below are some photos from earlier in the afternoon, walking up Hays Bluff and, ermm, Lord Herefords Knob (that's the name of the mountain though it's got a celtic sounding name too, to use for official occasions i think, a visit of the Queen?), the evening sun came out and made this a pretty special walk. The Brecon Beacons are really gorgeous, i'm glad we lingered in the area after the festival.

Green Man Festival Sunday Afternoon

mucho mellow... on Sunday afternoon the Green Man Festival really started to fall into place for me. We discovered the top terrace overlooking the entire valley with superb views of the surrounding hills. Juana Molinas was playing, more in the background i'm afraid, apparently about geometrical shapes. It fitted it all rather well. . .

Sunday, September 10, 2006

The Lantern procession at the Green Man Festival

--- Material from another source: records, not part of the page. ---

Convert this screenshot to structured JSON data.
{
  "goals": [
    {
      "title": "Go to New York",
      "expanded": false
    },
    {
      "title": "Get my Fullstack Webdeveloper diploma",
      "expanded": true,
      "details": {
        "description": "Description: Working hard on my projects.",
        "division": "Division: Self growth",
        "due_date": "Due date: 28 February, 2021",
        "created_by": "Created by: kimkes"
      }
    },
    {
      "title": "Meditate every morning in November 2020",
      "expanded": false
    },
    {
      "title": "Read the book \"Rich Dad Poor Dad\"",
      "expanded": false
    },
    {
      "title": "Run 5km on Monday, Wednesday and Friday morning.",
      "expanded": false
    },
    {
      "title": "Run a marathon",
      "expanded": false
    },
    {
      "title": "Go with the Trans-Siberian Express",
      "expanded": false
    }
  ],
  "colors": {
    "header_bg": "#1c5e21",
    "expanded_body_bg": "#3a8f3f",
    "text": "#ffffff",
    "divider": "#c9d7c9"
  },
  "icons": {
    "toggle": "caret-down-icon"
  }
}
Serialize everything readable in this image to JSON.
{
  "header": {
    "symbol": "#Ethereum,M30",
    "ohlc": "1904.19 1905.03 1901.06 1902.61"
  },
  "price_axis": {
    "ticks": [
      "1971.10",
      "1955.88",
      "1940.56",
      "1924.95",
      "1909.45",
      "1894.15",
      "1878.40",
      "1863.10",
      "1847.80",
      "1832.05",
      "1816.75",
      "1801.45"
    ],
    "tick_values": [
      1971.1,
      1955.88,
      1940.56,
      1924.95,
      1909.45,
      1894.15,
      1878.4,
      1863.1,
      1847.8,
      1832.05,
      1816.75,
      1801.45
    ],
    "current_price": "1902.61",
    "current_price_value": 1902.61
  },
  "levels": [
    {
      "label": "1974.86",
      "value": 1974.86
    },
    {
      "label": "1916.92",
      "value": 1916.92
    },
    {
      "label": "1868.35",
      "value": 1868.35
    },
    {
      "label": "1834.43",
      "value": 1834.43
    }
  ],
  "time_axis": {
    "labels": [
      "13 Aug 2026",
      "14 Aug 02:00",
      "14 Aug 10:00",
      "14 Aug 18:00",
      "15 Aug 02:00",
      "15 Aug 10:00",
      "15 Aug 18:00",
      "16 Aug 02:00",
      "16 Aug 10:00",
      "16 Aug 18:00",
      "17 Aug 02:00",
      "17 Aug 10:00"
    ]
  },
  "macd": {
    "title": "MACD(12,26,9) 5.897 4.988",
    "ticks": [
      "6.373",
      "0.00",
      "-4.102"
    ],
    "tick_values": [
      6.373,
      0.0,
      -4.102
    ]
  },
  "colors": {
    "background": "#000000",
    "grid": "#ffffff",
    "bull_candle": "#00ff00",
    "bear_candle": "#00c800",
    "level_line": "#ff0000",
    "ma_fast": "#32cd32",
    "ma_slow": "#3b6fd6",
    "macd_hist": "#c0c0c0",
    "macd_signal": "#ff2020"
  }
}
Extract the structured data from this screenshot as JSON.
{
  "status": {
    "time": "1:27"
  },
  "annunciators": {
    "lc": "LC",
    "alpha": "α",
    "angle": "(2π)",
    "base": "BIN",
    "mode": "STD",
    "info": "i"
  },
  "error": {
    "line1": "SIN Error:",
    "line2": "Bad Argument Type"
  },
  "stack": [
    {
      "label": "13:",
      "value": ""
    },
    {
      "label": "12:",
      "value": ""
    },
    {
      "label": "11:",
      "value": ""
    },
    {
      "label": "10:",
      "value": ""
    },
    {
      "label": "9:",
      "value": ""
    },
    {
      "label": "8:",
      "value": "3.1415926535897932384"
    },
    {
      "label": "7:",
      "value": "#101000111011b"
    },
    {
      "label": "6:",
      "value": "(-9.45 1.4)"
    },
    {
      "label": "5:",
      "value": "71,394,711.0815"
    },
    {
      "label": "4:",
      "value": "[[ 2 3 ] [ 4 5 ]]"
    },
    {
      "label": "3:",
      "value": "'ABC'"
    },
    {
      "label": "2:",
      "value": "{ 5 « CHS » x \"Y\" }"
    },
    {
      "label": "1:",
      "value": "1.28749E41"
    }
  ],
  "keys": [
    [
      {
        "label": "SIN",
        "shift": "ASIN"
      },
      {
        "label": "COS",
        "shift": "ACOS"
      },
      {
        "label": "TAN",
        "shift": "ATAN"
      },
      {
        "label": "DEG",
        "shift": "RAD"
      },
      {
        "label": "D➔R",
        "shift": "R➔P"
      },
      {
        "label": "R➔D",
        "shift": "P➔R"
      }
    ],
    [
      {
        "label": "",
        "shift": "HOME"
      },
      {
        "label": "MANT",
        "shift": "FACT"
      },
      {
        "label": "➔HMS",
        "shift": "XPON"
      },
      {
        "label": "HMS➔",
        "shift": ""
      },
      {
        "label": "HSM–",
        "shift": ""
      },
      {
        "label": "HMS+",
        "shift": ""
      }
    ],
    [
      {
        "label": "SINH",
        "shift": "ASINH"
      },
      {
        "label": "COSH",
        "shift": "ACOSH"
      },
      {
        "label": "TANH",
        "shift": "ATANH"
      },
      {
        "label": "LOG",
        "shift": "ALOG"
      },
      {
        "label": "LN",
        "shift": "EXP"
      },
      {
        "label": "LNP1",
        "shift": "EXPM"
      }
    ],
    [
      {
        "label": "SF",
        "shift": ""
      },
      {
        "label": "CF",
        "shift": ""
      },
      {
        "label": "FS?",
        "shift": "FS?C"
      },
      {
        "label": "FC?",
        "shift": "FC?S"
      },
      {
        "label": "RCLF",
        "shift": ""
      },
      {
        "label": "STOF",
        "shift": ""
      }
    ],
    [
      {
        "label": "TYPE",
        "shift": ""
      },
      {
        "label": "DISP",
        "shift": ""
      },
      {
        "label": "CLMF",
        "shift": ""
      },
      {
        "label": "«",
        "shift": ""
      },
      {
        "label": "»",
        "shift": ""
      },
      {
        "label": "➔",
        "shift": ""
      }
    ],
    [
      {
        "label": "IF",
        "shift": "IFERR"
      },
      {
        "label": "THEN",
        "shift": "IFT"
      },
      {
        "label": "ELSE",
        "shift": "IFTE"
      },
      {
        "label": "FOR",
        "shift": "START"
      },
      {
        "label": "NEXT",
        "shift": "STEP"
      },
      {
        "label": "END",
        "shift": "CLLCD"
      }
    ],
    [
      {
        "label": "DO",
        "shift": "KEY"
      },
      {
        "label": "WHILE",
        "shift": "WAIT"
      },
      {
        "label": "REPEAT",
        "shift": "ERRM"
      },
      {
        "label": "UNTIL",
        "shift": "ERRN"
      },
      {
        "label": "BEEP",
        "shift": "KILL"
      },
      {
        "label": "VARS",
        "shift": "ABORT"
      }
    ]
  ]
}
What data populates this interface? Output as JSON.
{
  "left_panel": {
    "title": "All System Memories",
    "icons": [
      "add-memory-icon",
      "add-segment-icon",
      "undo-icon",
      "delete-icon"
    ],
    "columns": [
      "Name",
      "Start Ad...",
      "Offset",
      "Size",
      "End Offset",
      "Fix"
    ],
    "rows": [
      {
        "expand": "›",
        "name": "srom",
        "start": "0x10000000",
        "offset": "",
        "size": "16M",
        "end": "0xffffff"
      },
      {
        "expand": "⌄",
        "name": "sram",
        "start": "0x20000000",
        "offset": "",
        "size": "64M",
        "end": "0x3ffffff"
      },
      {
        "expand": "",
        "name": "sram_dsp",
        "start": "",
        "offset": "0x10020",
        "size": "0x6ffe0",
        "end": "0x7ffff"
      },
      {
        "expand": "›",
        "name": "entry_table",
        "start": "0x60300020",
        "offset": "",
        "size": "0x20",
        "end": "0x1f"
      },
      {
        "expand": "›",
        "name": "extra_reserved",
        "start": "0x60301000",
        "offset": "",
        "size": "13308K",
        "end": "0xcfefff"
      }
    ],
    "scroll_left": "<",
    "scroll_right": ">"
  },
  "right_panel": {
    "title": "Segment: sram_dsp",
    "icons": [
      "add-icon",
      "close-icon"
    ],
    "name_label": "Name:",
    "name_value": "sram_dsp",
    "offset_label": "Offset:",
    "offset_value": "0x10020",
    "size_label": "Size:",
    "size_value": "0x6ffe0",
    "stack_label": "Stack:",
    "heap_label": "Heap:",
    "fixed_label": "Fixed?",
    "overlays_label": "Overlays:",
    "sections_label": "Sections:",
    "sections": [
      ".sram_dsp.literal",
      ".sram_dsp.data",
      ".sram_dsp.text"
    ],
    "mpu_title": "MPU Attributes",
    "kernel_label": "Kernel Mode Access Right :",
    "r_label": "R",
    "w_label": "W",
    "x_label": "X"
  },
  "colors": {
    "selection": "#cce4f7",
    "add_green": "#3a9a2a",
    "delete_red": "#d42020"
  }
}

though a kid friendly festival, there were moments when it was quite hard work to be there, even for hardened adults like us, not having slept at all, rain, and all that folk music ;-) but on Sunday night the lantern procession showed that this festival is a lot of fun for kids too...i wish i'd filmed a bit more of it actually but it's a lovely little snapshot anyway...
Vegetarian Bacon

Michelle at the Green Man festival...